* Your assignment *
Work out the number of lines that hold "identifier" in the listing, and give that number with no other text.
Content starts
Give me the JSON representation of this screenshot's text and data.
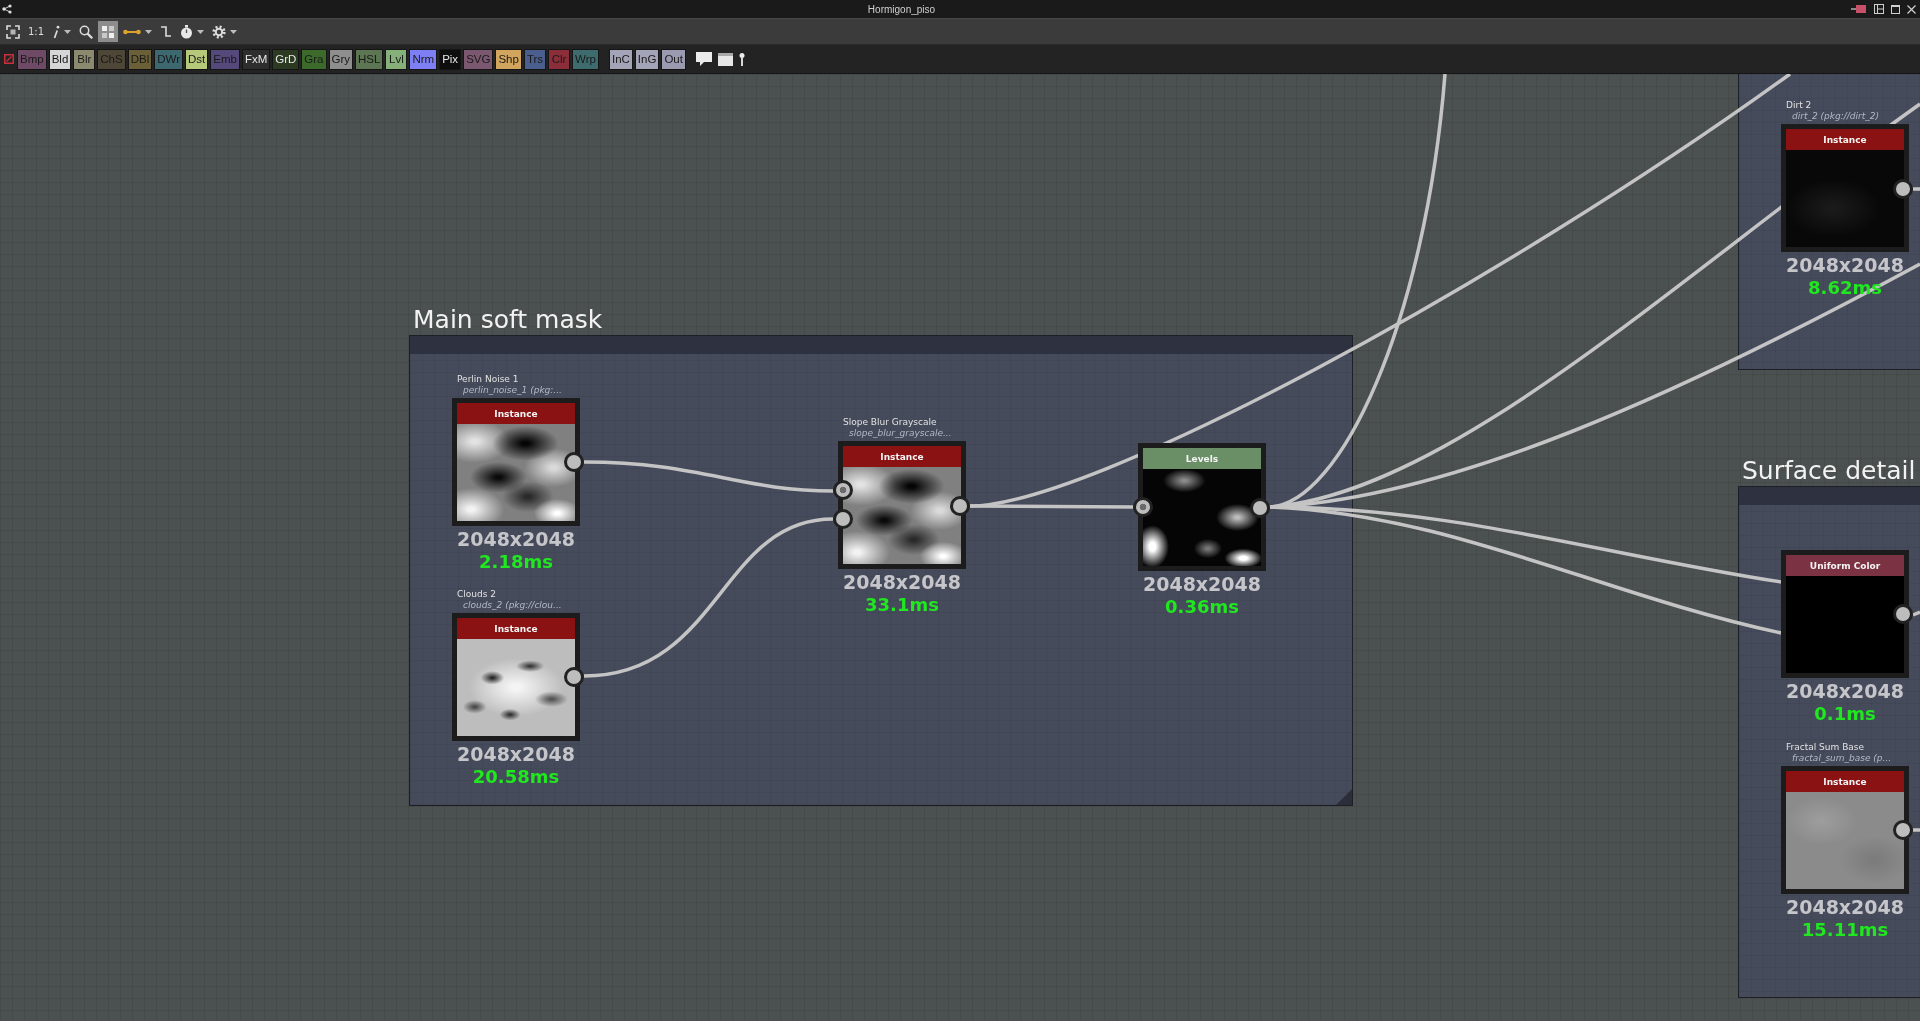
{
  "window": {
    "title": "Hormigon_piso"
  },
  "view_toolbar": {
    "tools": [
      {
        "kind": "icon",
        "selected": false,
        "menu": false
      },
      {
        "kind": "text",
        "label": "1:1",
        "selected": false,
        "menu": false
      },
      {
        "kind": "icon",
        "selected": false,
        "menu": true
      },
      {
        "kind": "icon",
        "selected": false,
        "menu": false
      },
      {
        "kind": "icon",
        "selected": true,
        "menu": false
      },
      {
        "kind": "icon",
        "selected": false,
        "menu": true
      },
      {
        "kind": "icon",
        "selected": false,
        "menu": false
      },
      {
        "kind": "icon",
        "selected": false,
        "menu": true
      },
      {
        "kind": "icon",
        "selected": false,
        "menu": true
      }
    ]
  },
  "filter_bar": {
    "node_filters": [
      {
        "label": "Bmp",
        "color": "#6e4a66"
      },
      {
        "label": "Bld",
        "color": "#d6d6d6"
      },
      {
        "label": "Blr",
        "color": "#8c8a6e"
      },
      {
        "label": "ChS",
        "color": "#4e4636"
      },
      {
        "label": "DBl",
        "color": "#6a5f36"
      },
      {
        "label": "DWr",
        "color": "#3d6870"
      },
      {
        "label": "Dst",
        "color": "#b6c97a"
      },
      {
        "label": "Emb",
        "color": "#55487a"
      },
      {
        "label": "FxM",
        "color": "#2e2e2e"
      },
      {
        "label": "GrD",
        "color": "#2c3a22"
      },
      {
        "label": "Gra",
        "color": "#3c6a2a"
      },
      {
        "label": "Gry",
        "color": "#8e8e8e"
      },
      {
        "label": "HSL",
        "color": "#5c7552"
      },
      {
        "label": "Lvl",
        "color": "#86b07a"
      },
      {
        "label": "Nrm",
        "color": "#7f7ff5"
      },
      {
        "label": "Pix",
        "color": "#0e0e0e"
      },
      {
        "label": "SVG",
        "color": "#7c5870"
      },
      {
        "label": "Shp",
        "color": "#d2a55e"
      },
      {
        "label": "Trs",
        "color": "#4b5f8e"
      },
      {
        "label": "Clr",
        "color": "#8c2e3a"
      },
      {
        "label": "Wrp",
        "color": "#3e6c6e"
      }
    ],
    "io_filters": [
      {
        "label": "InC",
        "color": "#a4a4b8"
      },
      {
        "label": "InG",
        "color": "#a4a4b8"
      },
      {
        "label": "Out",
        "color": "#9a9ab0"
      }
    ]
  },
  "graph": {
    "frames": [
      {
        "nodes": [
          {
            "label": "Dirt 2",
            "identifier": "dirt_2 (pkg://dirt_2)",
            "kind": "instance",
            "header": "Instance",
            "resolution": "2048x2048",
            "time": "8.62ms"
          }
        ]
      },
      {
        "title": "Main soft mask",
        "nodes": [
          {
            "label": "Perlin Noise 1",
            "identifier": "perlin_noise_1 (pkg:...",
            "kind": "instance",
            "header": "Instance",
            "resolution": "2048x2048",
            "time": "2.18ms"
          },
          {
            "label": "Clouds 2",
            "identifier": "clouds_2 (pkg://clou...",
            "kind": "instance",
            "header": "Instance",
            "resolution": "2048x2048",
            "time": "20.58ms"
          },
          {
            "label": "Slope Blur Grayscale",
            "identifier": "slope_blur_grayscale...",
            "kind": "instance",
            "header": "Instance",
            "inputs": [
              {
                "primary": true
              },
              {
                "primary": false
              }
            ],
            "resolution": "2048x2048",
            "time": "33.1ms"
          },
          {
            "kind": "levels",
            "header": "Levels",
            "inputs": [
              {
                "primary": true
              }
            ],
            "resolution": "2048x2048",
            "time": "0.36ms"
          }
        ]
      },
      {
        "title": "Surface detail",
        "nodes": [
          {
            "kind": "uniform_color",
            "header": "Uniform Color",
            "resolution": "2048x2048",
            "time": "0.1ms"
          },
          {
            "label": "Fractal Sum Base",
            "identifier": "fractal_sum_base (p...",
            "kind": "instance",
            "header": "Instance",
            "resolution": "2048x2048",
            "time": "15.11ms"
          }
        ]
      }
    ]
  }
}
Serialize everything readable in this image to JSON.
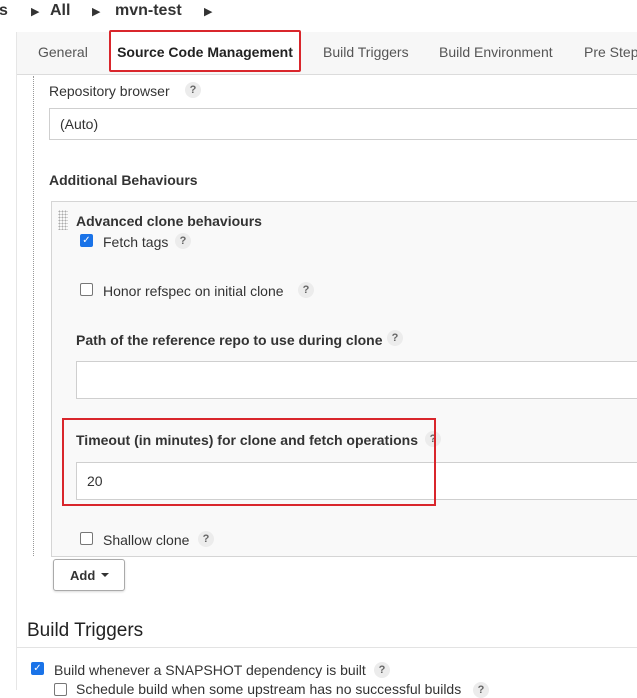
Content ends
* Response to the exercise *
5